Governor Kim Reynolds has declared this “End Distracted Driving” week and a spokesman for the Iowa State Patrol says a smart phone is the main distraction troopers see on Iowa roads.
“People know it’s wrong, but they’re still doing it,” said Sergeant Nathan Ludwig, who says he sees too many drivers texting while he’s on patrol and when he’s out on the road in his personal vehicle.
The state patrol has written about 100 fewer citations so far this year for texting while driving.
“We hope that people are getting the message, but the bad news is that…the majority of the accidents are attributed to distracted driving,” Ludwig told reporters this afternoon. “So just because we’re not stopping the cars and writing the citations for doing it doesn’t mean people have stopped doing it, because crashes are going up.”
There 17 categories of “distracted driving” on the DOT’s accident form and Ludwig said drivers using a phone is the “number one” distraction.

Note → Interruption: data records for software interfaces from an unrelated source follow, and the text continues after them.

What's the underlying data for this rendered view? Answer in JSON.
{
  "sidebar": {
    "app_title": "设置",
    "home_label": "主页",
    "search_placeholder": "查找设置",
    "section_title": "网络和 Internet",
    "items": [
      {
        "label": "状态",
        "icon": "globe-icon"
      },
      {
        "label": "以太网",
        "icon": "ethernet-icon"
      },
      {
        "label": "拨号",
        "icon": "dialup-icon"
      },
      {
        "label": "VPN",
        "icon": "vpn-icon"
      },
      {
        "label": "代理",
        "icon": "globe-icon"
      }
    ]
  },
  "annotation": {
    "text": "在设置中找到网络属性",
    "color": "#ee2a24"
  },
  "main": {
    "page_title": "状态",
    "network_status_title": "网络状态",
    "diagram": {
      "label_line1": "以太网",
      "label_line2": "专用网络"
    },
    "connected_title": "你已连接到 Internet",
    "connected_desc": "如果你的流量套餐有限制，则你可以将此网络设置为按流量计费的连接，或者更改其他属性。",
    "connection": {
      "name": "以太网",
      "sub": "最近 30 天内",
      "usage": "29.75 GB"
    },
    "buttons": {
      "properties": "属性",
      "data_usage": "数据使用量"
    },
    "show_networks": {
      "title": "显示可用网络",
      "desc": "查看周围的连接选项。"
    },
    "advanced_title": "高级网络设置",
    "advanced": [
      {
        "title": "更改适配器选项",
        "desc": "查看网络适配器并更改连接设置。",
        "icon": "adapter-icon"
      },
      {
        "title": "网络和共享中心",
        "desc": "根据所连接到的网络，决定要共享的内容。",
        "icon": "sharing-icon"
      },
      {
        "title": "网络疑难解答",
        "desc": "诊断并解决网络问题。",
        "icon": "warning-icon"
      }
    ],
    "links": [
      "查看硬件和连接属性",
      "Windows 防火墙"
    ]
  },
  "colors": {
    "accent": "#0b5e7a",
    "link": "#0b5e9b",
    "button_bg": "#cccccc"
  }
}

Troopers have issued 331 tickets for distracted driving since January 1.
According to Ludwig, the biggest misconception among motorists is a driver can read their email and text while they’re at a stoplight.
“You have to be off the travel portion of the road and be at a complete stop before you can engage in any internet or texting activity,” Ludwig said.
The fine for texting or surfing the internet while driving is $100. Iowa lawmakers considered a “hands free” law for drivers this past year. Sergeant Ludwig said that would be easier to enforce.
“But that’s up to the legislature and I think it may come down the road, but you don’t need a law to tell you common sense,” Ludwig says. “We just want people to get the phone out of their hand.”
Eighteen states have laws which bar drivers from handling a smart phone while they’re driving. Governor Reynolds told reporters that “seems like the next natural step” for the state to take, especially when considering the statistics about traffic accidents.